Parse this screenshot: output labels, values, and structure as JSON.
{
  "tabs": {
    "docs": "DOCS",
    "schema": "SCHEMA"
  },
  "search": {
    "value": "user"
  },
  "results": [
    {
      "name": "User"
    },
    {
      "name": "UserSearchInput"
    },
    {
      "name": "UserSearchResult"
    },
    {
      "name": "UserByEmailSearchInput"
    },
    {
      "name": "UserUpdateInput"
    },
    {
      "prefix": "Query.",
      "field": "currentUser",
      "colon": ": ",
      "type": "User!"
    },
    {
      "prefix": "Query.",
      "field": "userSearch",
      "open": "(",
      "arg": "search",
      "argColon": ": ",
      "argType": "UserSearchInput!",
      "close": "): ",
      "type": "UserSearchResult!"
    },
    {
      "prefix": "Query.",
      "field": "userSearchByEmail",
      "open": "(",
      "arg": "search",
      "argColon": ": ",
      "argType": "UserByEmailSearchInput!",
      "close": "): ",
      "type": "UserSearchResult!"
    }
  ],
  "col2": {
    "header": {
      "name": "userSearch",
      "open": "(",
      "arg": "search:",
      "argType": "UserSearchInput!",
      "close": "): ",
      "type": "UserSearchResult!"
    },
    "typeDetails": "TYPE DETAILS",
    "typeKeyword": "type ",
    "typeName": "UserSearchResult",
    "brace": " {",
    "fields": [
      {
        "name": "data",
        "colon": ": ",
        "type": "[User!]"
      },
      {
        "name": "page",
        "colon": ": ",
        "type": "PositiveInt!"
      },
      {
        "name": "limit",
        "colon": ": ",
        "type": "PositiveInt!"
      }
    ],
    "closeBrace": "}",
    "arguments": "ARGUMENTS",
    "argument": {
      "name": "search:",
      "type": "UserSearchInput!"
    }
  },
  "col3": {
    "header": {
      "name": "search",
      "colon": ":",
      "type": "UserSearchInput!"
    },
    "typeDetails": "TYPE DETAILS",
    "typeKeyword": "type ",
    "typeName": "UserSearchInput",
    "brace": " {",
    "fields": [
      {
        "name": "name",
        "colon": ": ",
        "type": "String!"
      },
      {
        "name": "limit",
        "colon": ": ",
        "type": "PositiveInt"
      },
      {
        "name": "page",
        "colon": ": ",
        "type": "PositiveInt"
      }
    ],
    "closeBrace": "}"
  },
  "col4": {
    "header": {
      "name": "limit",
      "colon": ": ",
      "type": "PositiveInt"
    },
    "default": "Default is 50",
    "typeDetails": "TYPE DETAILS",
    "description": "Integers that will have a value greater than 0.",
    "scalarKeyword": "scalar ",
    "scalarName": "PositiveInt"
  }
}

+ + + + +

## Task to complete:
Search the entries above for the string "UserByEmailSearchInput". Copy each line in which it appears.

## Answer to this exercise:
      "name": "UserByEmailSearchInput"
      "argType": "UserByEmailSearchInput!",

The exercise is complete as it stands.